A: "I don't know how many times I can say this. I'm going to start handing out cards. Before we signed a contract with ESPN, and made the announcement that we are going independent, before we agreed to go to the WCC in other sports, I had to put together a schedule for 2011 and 2012. Think about that. I had to agree to games for two years before we left the conference. That's what we had. That's it. People keep asking me about the November schedule. It is what it is. It's harder because every other team in the country plays their conference games. They don't have openings. But we've been able to schedule games with conferences. … Don't read anything into this … Notre Dame plays USC every year in October and November. That means there's one team in the Pac-12 that has to have a bye. There are 12 teams. One of them is not playing, so you have to have a bye or play out of conference. We're trying to find those. Notre Dame can do anything it wants. They have games that are grandfathered in forever with USC. Those are times when we might be able to go to the Pac-12 and say, 'Hey, let us play one of your teams so that you don't have to have a bye.' Some teams don't like byes that late in the season. We can try that. The other thing is, some teams don't like to play nonconference games in the middle of the season. That makes it hard."

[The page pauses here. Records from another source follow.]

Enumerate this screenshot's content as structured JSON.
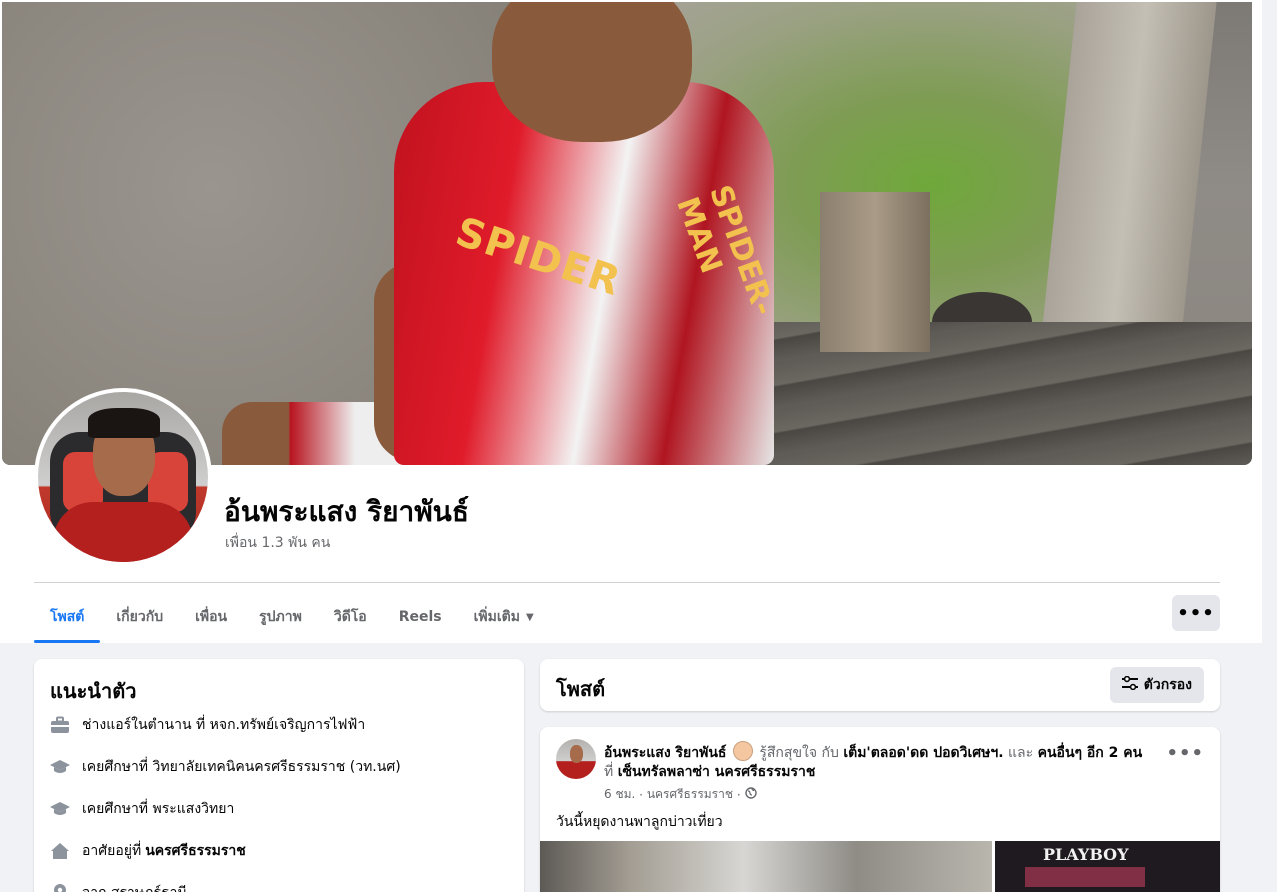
{
  "profile": {
    "name": "อ้นพระแสง ริยาพันธ์",
    "friends": "เพื่อน 1.3 พัน คน"
  },
  "tabs": [
    {
      "label": "โพสต์"
    },
    {
      "label": "เกี่ยวกับ"
    },
    {
      "label": "เพื่อน"
    },
    {
      "label": "รูปภาพ"
    },
    {
      "label": "วิดีโอ"
    },
    {
      "label": "Reels"
    },
    {
      "label": "เพิ่มเติม"
    }
  ],
  "more_button": "•••",
  "cover": {
    "emblem_text": "SPIDER",
    "emblem_text2": "SPIDER-MAN"
  },
  "intro": {
    "title": "แนะนำตัว",
    "items": [
      {
        "icon": "briefcase-icon",
        "text": "ช่างแอร์ในตำนาน ที่ หจก.ทรัพย์เจริญการไฟฟ้า",
        "bold": ""
      },
      {
        "icon": "graduation-cap-icon",
        "text": "เคยศึกษาที่ วิทยาลัยเทคนิคนครศรีธรรมราช (วท.นศ)",
        "bold": ""
      },
      {
        "icon": "graduation-cap-icon",
        "text": "เคยศึกษาที่ พระแสงวิทยา",
        "bold": ""
      },
      {
        "icon": "home-icon",
        "text": "อาศัยอยู่ที่",
        "bold": "นครศรีธรรมราช"
      },
      {
        "icon": "location-pin-icon",
        "text": "จาก สุราษฎร์ธานี",
        "bold": ""
      }
    ]
  },
  "posts_header": {
    "title": "โพสต์",
    "filter_label": "ตัวกรอง"
  },
  "post": {
    "author": "อ้นพระแสง ริยาพันธ์",
    "feeling": "รู้สึกสุขใจ กับ",
    "with_name": "เต็ม'ตลอด'ดด ปอดวิเศษฯ.",
    "and_others_prefix": "และ",
    "and_others": "คนอื่นๆ อีก 2 คน",
    "at_prefix": "ที่",
    "place": "เซ็นทรัลพลาซ่า นครศรีธรรมราช",
    "time": "6 ชม.",
    "location": "นครศรีธรรมราช",
    "sep": "·",
    "text": "วันนี้หยุดงานพาลูกบ่าวเที่ยว",
    "more": "•••",
    "image_sign": "PLAYBOY"
  },
  "colors": {
    "accent": "#1877f2",
    "muted": "#65676b",
    "background": "#f0f2f5"
  }
}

Q: What can you tell us about freshman running back Jamaal Williams?

A: "He's one of the fastest guys on the team. He's young and he doesn't know what he doesn't know yet, so that's good. When he gets hit for the first time he'll know he's not in L.A. anymore. Right now he's running around like no one's going to tackle him. But someone's going to tackle him. He's really talented and I think he has a great opportunity to be a really strong player for us."

Q: Can you tell us anything about BYU and the Big 12?

A: "Big 12? You can read the papers. There's not much being said. Some people, their job is to keep that alive. They're writers, they're media. That's their job. There's nothing going on. They will make you think there's something going on. … There's nothing going on with the Big 12, the Big Sky, the Big East."

Q: Does BYU's policy of not playing on Sunday make your job hard?

A: "It makes it hard for conferences because most play championship games on Sundays. When we were in the Mountain West Conference, those teams played on Sunday. WAC teams played games on Sunday when we were in the WAC. They just allowed us not to play. We were kind of the bell-ringers in the old WAC and we were one of the top teams in the Mountain West Conference. They needed us. They wanted us. They allowed us to schedule around that. Now when you try to go to an established conference and say, 'Hey, let us in and change all of your games.' That's a little hard."

Q: Are there any games scheduled with Army or Navy?

A: "No games scheduled with Army and Navy. We had a series scheduled with Army, but they called us and said they couldn't do it. I'm really good friends with their athletic director. He was at Stanford with me. He was at Cal with me, he was at the (San Francisco) 49ers with me. That contract was the first thing I did when I got here as A.D. Then later he called and said they were overwhelmed. I let him drop it. He's now at another school, and he owes me."